David Kuczora: It's time for me to come out
There's something about me I should tell you. Some, incorrectly, might label it a lifestyle choice. And some of my closest friends showed rather surprising disdain when I admitted it to them.
I don't tend to tell people I meet straight away. Not because I feel embarrassed by it. Far from it. But because I don't think it's polite to ram it down people's throats as soon as you meet them.
I'm a Tory. And when you're in your (late) 20s and gay, it's quite a difficult thing to admit. Please - come back! Let's talk about it and I can try to put your mind at rest that I'm not that horrendous.
It really is quite unfashionable to be young, gay and Tory. I exaggerate only slightly about the reaction I have received from a couple of my mates. The old adage of, and I paraphrase, "if you're young and conservative then you have no soul" does ring true.
It's completely understandable. The Tory party has a lamentable record on gay rights spanning many many years. And comments like those from Sir Gerald Howarth in today's debate on gay marriage do nothing to help change that perception. We learn from our elders, and the generations above mine just simply can't forgive the Tories for the litany of times they've stood by and done nothing to support the furthering of gay rights. Or, worse, opposed laws to bolster them. It has become ingrained to despise the Tories. Ironically, sometimes it's prejudice from the very people demanding less of it in the world.

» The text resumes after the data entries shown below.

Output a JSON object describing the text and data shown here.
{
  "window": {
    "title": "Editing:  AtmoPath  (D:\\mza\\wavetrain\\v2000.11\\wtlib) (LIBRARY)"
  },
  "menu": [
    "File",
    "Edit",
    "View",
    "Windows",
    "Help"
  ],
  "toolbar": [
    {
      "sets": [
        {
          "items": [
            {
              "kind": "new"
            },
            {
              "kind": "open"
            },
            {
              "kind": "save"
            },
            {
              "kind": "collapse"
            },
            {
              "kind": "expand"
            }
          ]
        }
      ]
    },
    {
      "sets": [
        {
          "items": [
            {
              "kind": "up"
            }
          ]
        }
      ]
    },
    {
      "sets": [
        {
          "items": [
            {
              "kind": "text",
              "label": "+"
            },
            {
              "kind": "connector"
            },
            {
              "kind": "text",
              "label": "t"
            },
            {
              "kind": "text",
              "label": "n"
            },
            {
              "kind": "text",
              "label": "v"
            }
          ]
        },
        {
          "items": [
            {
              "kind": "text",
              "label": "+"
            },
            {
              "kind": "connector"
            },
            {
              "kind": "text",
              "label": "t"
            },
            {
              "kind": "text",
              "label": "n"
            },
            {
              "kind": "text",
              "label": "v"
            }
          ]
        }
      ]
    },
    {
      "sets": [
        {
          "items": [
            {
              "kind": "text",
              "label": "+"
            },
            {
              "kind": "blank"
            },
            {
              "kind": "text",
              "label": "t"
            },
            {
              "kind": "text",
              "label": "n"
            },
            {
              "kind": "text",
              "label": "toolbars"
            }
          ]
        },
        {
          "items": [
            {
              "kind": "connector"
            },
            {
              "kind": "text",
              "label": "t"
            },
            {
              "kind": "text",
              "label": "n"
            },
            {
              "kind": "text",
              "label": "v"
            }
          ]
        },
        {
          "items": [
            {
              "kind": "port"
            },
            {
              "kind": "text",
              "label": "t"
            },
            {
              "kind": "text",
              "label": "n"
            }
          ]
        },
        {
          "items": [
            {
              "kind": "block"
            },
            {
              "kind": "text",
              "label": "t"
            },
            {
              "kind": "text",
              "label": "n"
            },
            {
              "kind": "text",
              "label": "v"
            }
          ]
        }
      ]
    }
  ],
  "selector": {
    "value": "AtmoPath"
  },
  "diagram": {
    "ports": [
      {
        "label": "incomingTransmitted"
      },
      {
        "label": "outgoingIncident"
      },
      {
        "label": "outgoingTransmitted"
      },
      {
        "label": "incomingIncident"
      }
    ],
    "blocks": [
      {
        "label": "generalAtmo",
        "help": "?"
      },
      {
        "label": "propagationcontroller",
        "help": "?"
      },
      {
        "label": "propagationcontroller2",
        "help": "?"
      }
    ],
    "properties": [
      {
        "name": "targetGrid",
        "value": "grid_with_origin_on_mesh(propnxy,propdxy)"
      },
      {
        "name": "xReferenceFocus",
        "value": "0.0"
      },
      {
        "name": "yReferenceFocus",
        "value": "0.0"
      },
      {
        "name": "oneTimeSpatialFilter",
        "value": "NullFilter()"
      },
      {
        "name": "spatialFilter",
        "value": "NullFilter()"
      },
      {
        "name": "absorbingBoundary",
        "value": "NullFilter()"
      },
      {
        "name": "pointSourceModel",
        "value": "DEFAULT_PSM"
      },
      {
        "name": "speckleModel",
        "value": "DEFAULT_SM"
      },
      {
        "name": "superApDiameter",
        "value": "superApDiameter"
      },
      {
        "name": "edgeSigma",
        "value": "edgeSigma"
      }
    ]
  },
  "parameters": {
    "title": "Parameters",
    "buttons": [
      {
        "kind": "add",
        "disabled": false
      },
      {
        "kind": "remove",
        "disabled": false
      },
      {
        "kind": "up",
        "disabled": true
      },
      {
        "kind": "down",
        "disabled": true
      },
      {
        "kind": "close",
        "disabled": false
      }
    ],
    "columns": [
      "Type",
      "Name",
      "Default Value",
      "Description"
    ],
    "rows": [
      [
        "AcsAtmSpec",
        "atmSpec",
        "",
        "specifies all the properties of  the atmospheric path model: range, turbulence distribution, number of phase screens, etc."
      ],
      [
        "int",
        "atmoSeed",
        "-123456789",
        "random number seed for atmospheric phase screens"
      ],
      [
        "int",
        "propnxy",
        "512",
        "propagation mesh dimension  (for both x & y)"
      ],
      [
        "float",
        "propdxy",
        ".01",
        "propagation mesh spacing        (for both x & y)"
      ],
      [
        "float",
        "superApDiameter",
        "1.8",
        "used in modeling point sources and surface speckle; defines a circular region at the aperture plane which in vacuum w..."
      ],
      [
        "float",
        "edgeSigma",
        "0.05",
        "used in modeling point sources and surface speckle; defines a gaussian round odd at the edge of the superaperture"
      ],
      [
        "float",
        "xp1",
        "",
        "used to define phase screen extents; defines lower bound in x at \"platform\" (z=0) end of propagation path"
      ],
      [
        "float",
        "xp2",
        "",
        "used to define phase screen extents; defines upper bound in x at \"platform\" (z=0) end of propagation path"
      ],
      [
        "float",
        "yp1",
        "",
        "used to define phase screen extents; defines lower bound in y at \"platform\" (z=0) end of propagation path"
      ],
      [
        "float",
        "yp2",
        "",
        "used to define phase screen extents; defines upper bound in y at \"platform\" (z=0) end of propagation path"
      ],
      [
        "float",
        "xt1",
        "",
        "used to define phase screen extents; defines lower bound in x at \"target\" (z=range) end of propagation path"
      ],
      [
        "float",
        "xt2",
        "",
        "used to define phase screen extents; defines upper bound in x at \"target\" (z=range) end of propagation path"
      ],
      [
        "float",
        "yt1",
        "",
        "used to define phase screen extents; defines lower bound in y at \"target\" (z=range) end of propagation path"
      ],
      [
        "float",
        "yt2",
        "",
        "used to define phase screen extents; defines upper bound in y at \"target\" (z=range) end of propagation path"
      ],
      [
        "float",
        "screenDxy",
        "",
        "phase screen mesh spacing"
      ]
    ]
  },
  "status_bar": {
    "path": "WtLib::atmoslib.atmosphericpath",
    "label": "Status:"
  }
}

I say prejudice because most Tories I've met are socially very liberal - and that's the grassroots members of the party as well as politicians. Yes, there are some of the old guard who are vehemently against gay marriage. But this seems to be more to do with their religious beliefs rather than their political views, although no doubt the two are intertwined.
As Jonathan Walker pointed out when the Marriage (Same Sex Couples) Bill was voted in earlier this year, 50 senior Conservative activists signed an open letter in support of gay marriage. Included were the chairmen or deputy chairmen of the Ladywood, Edgbaston and Erdington constituency associations. I felt incredibly proud when I read that.
The new intake of MPs such as openly lesbian Margot James helps show that the party is committed to equality and social liberalism. But don't forget the old-school bruisers like Andrew Mitchell, who voted in favour of gay marriage too.
Undoubtedly there is a long way to go for the Tory party to rebuild its image in relation to gay rights. But I'm less concerned with the external veneer and PR polish than the day-to-day workings of the machine. And whilst the Conservative politicians in the region are helping to vote in legislation which furthers equality, then I'll loudly and proudly come out and say I'm a Tory. Don't judge me.
David Kuczora is principal consultant at Clive Reeves PR in Birmingham and regional chairman of PRCA FrontLine.